That Don't Impress Me Much by Shania Twain

Shania Twain has had a very successful recording career, and a lot of that success was predicated on one album, which was anchored by one song above all others. The album is "Come On Over," which was released in 1997, and the song is "That Don't Impress Me Much." (Which was actually pushed out as a single in 1998, but was already out there with the album, of course.) The single was on the charts for weeks, while the album was a staggering success. In fact, in the year 2015, Guinness World Records certified Twain's "Come On Over" as the world's biggest-selling album by a solo female artist, with more than 40 million units sold.

Years after the song was released, Twain would clarify that what was arguably the most famous line from the song, "OK, so you're Brad Pitt? That don't impress me much" was not meant as a sleight to the actor at all, according to Wide Open Country. Pitt was in the news at the time for a scandal over some leaked nude photographs, and Twain was simply didn't care and didn't understand all the fuss over some images of a naked body. It wasn't about the man, it was about the tempest in a teacup in the media.

Zoot Suit Riot by Cherry Poppin' Daddies

Yes, the swing music revival of the late 1990s was a flash in the pan, at least as far as the genre going mainstream, but it may surprise you to know — and please or confuse you, depending on how you feel — that arguably the biggest band of the brief neo-swing era, the Cherry Poppin' Daddies, are still a group and are still performing today, now going by The Daddies. Which was a good change, as they were often included on lists of bands with simply terrible names, according to Seattle Pi.
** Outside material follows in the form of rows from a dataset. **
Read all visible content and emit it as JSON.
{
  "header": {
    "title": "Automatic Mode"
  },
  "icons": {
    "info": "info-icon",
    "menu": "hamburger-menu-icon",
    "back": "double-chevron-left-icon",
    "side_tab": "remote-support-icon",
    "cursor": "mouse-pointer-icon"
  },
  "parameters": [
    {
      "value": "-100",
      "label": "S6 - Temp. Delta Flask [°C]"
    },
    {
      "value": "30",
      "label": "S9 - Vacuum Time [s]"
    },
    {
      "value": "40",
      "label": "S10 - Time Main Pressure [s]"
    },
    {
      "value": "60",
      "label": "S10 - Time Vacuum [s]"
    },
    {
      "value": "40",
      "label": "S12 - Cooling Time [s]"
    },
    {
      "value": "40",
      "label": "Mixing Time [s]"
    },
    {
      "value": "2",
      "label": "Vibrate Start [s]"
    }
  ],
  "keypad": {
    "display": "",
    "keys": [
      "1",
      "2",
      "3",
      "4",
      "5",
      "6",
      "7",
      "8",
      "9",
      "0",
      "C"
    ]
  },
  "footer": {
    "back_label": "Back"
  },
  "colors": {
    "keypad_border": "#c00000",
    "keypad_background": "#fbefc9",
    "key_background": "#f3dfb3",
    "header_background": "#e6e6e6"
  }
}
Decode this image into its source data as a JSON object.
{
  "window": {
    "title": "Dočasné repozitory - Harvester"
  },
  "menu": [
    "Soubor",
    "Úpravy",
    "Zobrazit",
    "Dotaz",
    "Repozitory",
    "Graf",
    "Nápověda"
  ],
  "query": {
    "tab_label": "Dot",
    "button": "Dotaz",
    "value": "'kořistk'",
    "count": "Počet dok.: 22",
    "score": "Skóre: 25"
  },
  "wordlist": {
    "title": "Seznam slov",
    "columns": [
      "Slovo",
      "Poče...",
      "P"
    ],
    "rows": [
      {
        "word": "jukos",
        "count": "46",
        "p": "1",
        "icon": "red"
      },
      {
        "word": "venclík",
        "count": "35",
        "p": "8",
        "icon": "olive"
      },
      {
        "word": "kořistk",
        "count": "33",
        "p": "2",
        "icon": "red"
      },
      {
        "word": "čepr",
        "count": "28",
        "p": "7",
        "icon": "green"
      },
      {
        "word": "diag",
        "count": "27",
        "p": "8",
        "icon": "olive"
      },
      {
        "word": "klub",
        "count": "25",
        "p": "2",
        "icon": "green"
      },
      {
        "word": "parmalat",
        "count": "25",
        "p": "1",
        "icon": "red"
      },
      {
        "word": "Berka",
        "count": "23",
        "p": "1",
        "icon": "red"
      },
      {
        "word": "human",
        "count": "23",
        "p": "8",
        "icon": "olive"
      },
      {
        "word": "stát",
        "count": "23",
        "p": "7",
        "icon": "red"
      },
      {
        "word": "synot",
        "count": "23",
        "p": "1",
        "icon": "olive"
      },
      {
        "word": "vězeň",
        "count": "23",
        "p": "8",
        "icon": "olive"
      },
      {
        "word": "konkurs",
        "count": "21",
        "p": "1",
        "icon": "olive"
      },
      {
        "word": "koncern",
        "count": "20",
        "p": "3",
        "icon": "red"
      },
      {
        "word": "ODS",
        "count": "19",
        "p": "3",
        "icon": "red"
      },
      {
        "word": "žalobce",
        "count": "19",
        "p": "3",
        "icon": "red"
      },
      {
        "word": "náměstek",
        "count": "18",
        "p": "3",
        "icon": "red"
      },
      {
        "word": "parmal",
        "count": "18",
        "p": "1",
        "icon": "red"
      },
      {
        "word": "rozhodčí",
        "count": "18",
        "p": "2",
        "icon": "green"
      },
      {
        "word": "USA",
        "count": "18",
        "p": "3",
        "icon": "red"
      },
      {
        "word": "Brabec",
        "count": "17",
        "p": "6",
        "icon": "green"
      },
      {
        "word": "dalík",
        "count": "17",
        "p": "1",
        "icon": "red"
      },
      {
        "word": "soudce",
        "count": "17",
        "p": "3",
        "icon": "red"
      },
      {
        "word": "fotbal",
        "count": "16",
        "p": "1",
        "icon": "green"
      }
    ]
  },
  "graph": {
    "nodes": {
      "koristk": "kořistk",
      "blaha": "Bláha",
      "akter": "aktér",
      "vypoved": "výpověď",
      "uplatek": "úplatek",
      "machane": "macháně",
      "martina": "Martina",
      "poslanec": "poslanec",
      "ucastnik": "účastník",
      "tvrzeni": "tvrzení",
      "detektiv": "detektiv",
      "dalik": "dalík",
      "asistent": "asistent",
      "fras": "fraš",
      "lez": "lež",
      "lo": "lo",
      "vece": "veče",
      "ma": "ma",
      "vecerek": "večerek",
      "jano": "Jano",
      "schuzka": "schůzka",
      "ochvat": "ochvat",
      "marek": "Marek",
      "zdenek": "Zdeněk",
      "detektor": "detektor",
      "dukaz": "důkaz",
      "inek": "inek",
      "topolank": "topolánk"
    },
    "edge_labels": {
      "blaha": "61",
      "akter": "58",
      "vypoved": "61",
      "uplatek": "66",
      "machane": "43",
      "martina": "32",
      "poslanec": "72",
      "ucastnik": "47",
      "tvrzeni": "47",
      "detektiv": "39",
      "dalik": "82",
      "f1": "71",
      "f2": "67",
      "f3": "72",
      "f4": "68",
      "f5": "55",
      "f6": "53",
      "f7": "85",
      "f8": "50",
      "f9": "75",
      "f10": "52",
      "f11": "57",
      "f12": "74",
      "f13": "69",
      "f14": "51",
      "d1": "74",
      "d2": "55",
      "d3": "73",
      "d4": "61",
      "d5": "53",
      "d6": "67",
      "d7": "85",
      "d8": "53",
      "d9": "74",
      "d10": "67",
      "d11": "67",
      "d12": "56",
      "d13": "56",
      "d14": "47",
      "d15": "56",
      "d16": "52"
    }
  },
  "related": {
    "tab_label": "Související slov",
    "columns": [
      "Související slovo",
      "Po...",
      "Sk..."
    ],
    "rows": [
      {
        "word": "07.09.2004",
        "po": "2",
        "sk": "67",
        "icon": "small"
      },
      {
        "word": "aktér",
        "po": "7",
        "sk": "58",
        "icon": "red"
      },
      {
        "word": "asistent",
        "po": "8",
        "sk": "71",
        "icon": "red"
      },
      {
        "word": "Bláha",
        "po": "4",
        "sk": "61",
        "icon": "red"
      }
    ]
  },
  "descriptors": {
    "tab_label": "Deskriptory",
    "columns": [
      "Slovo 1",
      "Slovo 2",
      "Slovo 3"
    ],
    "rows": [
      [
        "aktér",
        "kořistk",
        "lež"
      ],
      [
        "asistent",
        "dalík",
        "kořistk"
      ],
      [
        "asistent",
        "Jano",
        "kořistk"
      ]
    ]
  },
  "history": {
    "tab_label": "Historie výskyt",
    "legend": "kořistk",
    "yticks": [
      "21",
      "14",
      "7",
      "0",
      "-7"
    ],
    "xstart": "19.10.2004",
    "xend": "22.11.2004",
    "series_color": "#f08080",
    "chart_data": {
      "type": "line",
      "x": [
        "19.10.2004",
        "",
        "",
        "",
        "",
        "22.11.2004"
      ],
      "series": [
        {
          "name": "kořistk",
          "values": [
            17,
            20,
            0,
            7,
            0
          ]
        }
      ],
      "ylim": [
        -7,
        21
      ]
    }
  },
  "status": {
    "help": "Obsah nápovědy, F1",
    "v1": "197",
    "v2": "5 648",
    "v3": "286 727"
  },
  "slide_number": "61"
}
Despite having formed in the late 1980s, it would not be until 1997 that the Cherry Poppin' Daddies would find huge success. Largely predicated by the success of the Jon Favreau-written, Doug Liman-directed indie hit film "Swingers," swing music was back. And the band's song "Zoot Suit Riot" from the album of the same name became the anthem of the brief swing revival era. The song (and album) takes its name from an event not quite so happy and swinging as the brass-heavy sound lets on: the Zoot Suit Riots were a series of violent racially-charged clashes that took place in 1943, via History. In the several bouts of melee, white armed servicemen, police officers, and civilians attacked and fought with a number of minorities, mainly Latinos, in several Los Angeles neighborhoods.

Everybody/Backstreet's Back by the Backstreet Boys

The so-called "boy band" was hardly a new phenomenon in the 1990s (The Monkees, anyone?) but there was a new surge in the popularity of the formula that decade. And arguably the biggest boy band act of the era was the Backstreet Boys. In 1997, their song "Everybody" (commonly called "Backstreet's Back" due to that memorable lyric being in the song) was a smash hit. The song, released in late July of 1997, would peak at the #3 spot on the Billboard Hot 100 chart, via Can't Stop the Pop. Which is impressive and a bit odd when you look at the actual lyrics, which include lines like: "Am I original? Yeah | Am I the only one? Yeah | Am I sexual? Yeah | Am I everything you need? | You better rock your body now."

Perhaps even more impressive (and a bit confusing) is the fact that the band is still going quite strong indeed, with dozens of planned dates for a 2022 tour, the "DNA World Tour," as it has been named.